15.02. 2018 Nanotechnology News - Nanoscience, Nanotechnolgy, Nanotech News

Getting an injection at the doctor's office is never a fun thing, but a new approach is on the horizon, using what are called microneedles, arrays of tiny needles that deliver medication through the skin without causing pain. But fabricating microneedles is costly, requiring cleanrooms and expensive equipment.

Researchers devise a new, inexpensive way to fabricate microneedles

15.02. 2018 Nanotechnology News - Nanoscience, Nanotechnolgy, Nanotech News

Getting an injection at the doctor's office is never a fun thing, but a new approach is on the horizon, using what are called microneedles, arrays of tiny needles that deliver medication through the skin without causing pain. But fabricating microneedles is costly, requiring cleanrooms and expensive equipment.

A single magnetic skyrmion detected at room temperature for the first time

14.02. 2018 Nanotechnology News - Nanoscience, Nanotechnolgy, Nanotech News

A team of researchers from CNRS, Thales and the Université Paris-Saclay, all in France has for the first time detected a single skyrmion at room temperature. In their paper published in the journal Nature Nanotechnology, the group describes their efforts, what they achieved and future avenues of research efforts.

Microscopy breakthrough paves the way for atomically precise manufacturing

12.02. 2018 Nanotechnology News - Nanoscience, Nanotechnolgy, Nanotech News

A University of Texas at Dallas graduate student, his advisor and industry collaborators believe they have addressed a long-standing problem troubling scientists and engineers for more than 35 years: How to prevent the tip of a scanning tunneling microscope from crashing into the surface of a material during imaging or lithography.

Scientists observe nanowires as they grow

09.02. 2018 Nanotechnology News - Nanoscience, Nanotechnolgy, Nanotech News

At DESY's X-ray source PETRA III, scientists have followed the growth of tiny wires of gallium arsenide live. Their observations reveal exact details of the growth process responsible for the evolving shape and crystal structure of the crystalline nanowires. The findings also provide new approaches to tailoring nanowires with desired properties for specific applications. The scientists, headed by Philipp Schroth of the University of Siegen and the Karlsruhe Institute of Technology (KIT), published their findings in the journal Nano Letters.
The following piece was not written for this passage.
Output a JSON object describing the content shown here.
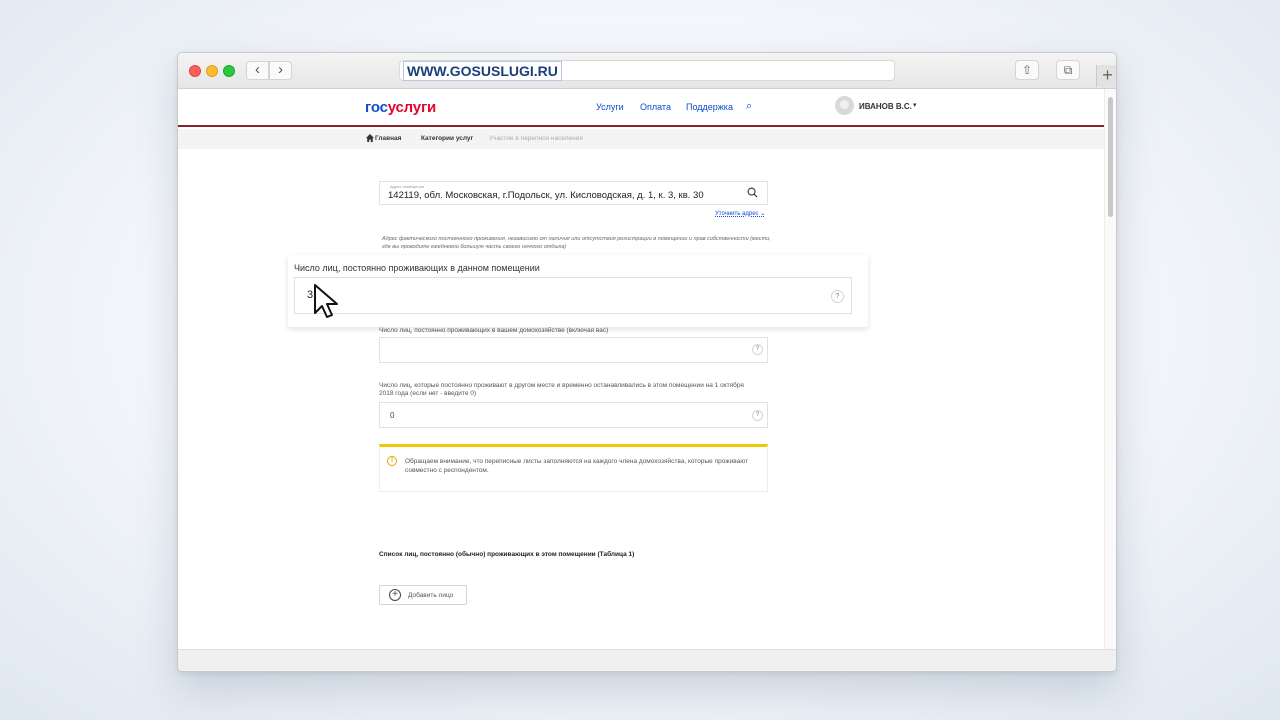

The semiconductor gallium arsenide (GaAs) is widely used in infrared remote controls, the high-frequency components of mobile phones and for converting electrical signals into light for fibre optical transmission, as well as in solar panels for deployment in spacecraft.
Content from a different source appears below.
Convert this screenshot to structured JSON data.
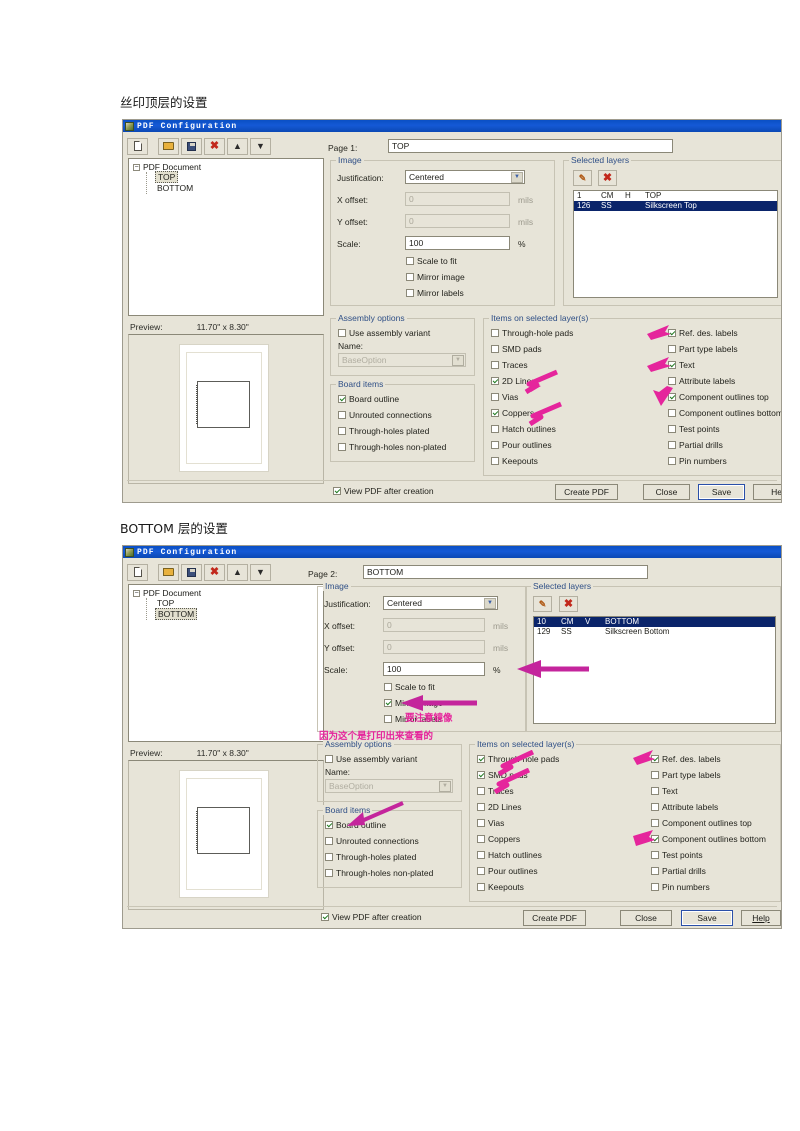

First 3-D imaging of excited quantum dots

08.02. 2018 Nanotechnology News - Nanoscience, Nanotechnolgy, Nanotech News

Quantum dots are rapidly taking center stage in emerging applications and research developments, from enhanced LCD TVs and thin-film solar cells, to high-speed data transfer and fluorescent labeling in biomedical applications.

Organic vortex lasers could be used in future 3-D displays
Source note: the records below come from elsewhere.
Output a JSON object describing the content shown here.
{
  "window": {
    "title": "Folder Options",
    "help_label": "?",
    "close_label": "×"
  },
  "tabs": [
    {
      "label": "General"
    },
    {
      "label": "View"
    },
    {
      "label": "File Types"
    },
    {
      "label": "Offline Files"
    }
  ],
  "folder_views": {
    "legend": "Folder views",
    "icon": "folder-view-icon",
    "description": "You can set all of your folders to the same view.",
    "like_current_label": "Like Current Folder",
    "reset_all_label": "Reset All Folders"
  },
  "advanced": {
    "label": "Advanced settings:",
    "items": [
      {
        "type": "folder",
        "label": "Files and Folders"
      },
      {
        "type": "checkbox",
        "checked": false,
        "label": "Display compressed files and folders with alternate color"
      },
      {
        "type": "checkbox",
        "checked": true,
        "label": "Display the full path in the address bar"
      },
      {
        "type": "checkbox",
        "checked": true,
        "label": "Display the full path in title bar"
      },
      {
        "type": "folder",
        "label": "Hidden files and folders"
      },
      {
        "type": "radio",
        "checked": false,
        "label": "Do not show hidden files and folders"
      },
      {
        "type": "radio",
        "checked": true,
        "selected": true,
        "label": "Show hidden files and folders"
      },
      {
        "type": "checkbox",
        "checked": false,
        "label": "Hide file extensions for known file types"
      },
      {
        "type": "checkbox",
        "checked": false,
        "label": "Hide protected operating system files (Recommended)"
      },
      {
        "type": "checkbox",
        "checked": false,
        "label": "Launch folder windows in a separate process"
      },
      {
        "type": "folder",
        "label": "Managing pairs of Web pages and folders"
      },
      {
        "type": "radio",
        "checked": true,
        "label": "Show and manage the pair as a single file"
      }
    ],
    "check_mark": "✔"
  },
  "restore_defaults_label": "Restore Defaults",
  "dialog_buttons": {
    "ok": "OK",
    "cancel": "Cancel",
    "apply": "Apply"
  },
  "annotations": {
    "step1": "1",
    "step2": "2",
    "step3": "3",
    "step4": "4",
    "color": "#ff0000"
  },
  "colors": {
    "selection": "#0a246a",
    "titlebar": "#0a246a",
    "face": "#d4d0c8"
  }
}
08.02. 2018 Nanotechnology News - Nanoscience, Nanotechnolgy, Nanotech News

Researchers have developed a new type of organic vortex laser, which is a laser that emits a helical beam of light. In the future, miniature arrays of these vortex lasers, each with a slightly different spiral shape, may be used in applications such as 3D TV displays, microscopy, and as information carriers for visible light communications.

A fast and efficient method for graphene nanoribbon synthesis

08.02. 2018 Nanotechnology News - Nanoscience, Nanotechnolgy, Nanotech News

Nanographenes are attracting wide interest from many researchers as a powerful candidate for the next generation of carbon materials due to their unique electric properties. Scientists at Nagoya University have now developed a fast way to form nanographenes in a controlled fashion. This simple and powerful method for nanographene synthesis could help generate a range of novel optoelectronic materials, such as organic electroluminescent displays and solar cells.

Fast-spinning spheres show nanoscale systems’ secrets

07.02. 2018 Nanotechnology News - Nanoscience, Nanotechnolgy, Nanotech News

Spin a merry-go-round fast enough and the riders fly off in all directions. But the spinning particles in a Rice University lab do just the opposite.